· Deciding what needs to be done
· Creating Networks of People and relationships that can accomplish an agenda.
· Trying to ensure that the people actually do the job.
The actions for the above steps are as follows
1. Setting a direction
· Developing a vision of the future (often the distant future).
· Developing strategies for producing the changes needed to achieve that vision.
· Gathering and analysing a broad range of data and look for patterns, relationships and linkages that help explain things.
· Creating vision and strategies that describe a business, technology, or corporate culture in terms of what it should become over the long term. Effective business visions regularly have an almost mundane quality, usually consisting of ideas that are already well known. What is crucial about a vision is how well it serves the interests of important constituencies – customers, shareholders, employees – and how easily it can be translated into a realistic competitive strategy.
2. Aligning people
· Communicating the new direction to those who can create coalitions that understand the vision and are committed to its achievement.
· Communicating with anyone who can help implement the vision and strategies or who can block implementation.
· Getting people to comprehend a vision of an alternative future.
· Having the credibility to get people to believe the message. Depends upon:
o Track record of the messenger
o Content of the message
o Communicators reputation for integrity and trustworthiness
o Consistency between words and deeds
· Aligning leads to empowerment and empowerment works because:
o When a clear sense of direction has been communicated throughout an organisation, lower level employees can initiate actions without the same degree of vulnerability.
o Everyone is aiming at the same target.
3. Motivating and inspiring
· Keeping people moving in the right direction despite major obstacles to change, by appealing to basic but often untapped human needs, values, and emotions.
· Generating highly energised behaviour to cope with the inevitable barriers to change because achieving grand visions always requires a burst of energy.
· Works by satisfying basic human needs for:
o A sense of belonging
o Self esteem
o A feeling of control over one’s life
o Ability to live up to ones ideals
· Making the work important to individuals by articulating the vision in a manner that stresses the values of the audience.
· Regularly involving people in deciding how to achieve the vision.
· Supporting employee efforts to realise the vision by providing coaching, feedback, and role modelling, thereby helping people grow professionally and enhancing their self-esteem.

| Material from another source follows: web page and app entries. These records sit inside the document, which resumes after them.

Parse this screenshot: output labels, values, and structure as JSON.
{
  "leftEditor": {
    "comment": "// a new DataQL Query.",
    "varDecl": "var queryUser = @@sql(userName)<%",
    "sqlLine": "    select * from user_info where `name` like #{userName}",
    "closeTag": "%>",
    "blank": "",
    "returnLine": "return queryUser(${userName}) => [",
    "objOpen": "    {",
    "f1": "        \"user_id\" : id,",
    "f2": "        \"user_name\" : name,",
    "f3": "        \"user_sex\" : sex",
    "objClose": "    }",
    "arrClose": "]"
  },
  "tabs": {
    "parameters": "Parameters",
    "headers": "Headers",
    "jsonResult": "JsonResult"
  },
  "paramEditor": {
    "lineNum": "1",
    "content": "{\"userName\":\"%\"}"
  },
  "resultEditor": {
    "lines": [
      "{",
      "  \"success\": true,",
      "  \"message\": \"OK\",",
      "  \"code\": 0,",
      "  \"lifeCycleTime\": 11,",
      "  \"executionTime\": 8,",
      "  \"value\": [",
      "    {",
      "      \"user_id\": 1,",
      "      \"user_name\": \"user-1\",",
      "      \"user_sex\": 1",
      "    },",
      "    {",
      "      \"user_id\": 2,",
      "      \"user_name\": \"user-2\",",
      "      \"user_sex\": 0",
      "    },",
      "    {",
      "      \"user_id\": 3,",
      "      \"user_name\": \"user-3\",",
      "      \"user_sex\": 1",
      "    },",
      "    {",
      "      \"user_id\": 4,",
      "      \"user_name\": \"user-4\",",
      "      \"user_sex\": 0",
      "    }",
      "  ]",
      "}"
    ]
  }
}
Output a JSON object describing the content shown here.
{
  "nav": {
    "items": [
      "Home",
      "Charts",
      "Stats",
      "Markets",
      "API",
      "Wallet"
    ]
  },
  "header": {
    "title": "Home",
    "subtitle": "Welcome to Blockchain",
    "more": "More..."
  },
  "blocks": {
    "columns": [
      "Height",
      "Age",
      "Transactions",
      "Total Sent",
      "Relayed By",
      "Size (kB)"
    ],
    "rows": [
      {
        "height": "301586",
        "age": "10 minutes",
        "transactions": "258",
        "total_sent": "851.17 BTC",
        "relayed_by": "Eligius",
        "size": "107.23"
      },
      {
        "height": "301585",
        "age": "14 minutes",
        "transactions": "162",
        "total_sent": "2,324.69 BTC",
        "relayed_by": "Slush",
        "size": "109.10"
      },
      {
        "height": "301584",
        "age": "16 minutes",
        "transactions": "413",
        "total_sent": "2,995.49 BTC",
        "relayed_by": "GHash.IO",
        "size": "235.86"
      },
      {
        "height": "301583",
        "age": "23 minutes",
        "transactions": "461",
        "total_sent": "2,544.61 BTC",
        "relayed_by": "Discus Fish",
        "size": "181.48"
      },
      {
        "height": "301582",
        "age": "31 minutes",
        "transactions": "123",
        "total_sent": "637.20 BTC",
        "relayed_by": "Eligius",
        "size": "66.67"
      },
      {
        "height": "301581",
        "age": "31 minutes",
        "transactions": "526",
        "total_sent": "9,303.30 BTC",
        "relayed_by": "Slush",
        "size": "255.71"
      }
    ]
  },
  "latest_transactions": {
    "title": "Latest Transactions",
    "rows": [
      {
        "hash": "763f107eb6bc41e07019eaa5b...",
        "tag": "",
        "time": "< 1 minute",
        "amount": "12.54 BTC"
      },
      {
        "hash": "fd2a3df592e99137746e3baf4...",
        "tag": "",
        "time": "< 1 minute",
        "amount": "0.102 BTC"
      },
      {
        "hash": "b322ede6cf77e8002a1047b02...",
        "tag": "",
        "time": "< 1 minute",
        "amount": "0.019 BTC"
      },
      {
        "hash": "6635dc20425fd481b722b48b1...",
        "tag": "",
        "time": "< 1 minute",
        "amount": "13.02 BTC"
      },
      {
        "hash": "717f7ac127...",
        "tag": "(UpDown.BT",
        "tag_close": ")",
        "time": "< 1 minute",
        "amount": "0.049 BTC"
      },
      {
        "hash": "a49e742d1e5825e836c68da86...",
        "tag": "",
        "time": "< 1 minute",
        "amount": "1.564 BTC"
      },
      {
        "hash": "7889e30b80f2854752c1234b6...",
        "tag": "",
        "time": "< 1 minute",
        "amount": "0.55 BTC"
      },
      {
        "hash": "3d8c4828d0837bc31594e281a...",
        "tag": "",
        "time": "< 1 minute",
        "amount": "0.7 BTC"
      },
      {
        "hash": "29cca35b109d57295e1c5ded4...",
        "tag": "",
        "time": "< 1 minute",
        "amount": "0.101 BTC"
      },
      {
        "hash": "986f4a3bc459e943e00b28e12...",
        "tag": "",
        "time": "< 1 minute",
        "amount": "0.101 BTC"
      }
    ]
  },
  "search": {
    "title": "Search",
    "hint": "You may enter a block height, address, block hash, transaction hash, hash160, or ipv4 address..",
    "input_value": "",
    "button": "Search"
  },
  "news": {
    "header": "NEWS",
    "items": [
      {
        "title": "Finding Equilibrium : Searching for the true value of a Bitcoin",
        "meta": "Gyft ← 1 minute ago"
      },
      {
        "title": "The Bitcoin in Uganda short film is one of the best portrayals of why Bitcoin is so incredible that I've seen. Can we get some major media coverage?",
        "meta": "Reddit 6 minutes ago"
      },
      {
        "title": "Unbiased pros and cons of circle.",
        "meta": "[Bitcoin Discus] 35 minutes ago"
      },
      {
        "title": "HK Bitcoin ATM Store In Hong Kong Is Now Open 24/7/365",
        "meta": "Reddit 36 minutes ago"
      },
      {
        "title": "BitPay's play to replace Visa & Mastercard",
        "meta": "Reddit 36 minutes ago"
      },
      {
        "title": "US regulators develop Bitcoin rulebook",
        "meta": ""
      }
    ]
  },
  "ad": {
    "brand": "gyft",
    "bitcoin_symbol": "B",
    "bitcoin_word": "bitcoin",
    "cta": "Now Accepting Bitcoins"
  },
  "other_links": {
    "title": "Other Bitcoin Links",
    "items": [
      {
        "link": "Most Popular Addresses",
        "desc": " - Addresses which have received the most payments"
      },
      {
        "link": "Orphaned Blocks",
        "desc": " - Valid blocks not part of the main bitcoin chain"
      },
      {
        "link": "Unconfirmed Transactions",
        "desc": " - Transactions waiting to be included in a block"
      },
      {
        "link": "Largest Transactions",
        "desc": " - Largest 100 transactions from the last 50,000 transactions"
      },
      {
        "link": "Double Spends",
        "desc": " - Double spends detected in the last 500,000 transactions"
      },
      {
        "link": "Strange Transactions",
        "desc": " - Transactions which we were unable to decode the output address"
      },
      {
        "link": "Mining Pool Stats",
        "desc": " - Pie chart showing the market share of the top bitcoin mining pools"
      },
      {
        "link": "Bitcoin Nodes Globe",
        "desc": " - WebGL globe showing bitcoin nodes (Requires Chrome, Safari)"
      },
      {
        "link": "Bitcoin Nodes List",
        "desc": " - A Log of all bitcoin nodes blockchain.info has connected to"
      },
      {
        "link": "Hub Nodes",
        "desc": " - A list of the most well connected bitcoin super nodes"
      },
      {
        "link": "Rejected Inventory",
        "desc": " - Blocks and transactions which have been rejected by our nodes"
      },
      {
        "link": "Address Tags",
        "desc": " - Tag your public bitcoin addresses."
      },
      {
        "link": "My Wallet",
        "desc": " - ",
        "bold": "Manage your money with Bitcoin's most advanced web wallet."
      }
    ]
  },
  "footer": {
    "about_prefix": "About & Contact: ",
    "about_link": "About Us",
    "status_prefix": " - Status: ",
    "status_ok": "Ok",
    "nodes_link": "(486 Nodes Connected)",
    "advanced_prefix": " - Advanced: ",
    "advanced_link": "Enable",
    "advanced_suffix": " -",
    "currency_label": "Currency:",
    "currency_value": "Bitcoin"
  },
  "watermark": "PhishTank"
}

· Recognising and rewarding success.
If this is the case as Kotter suggests in “What Leaders Really Do” then there is no “over-management” because they are committed simply to organization and the more general implementation of coming changes on a technical level while the other side of change; acceptance of it and the moving forward end, can be left to those in the organization who are leaders and can assist others through the time of evolution. This is certainly a different version of management and leadership than one encounter in many theories because it excludes management’s roles in some arenas by shifting the responsibility of certain duties to those in the organization who may not hold official titles, but who demonstrate an ability to accept and assist others with change.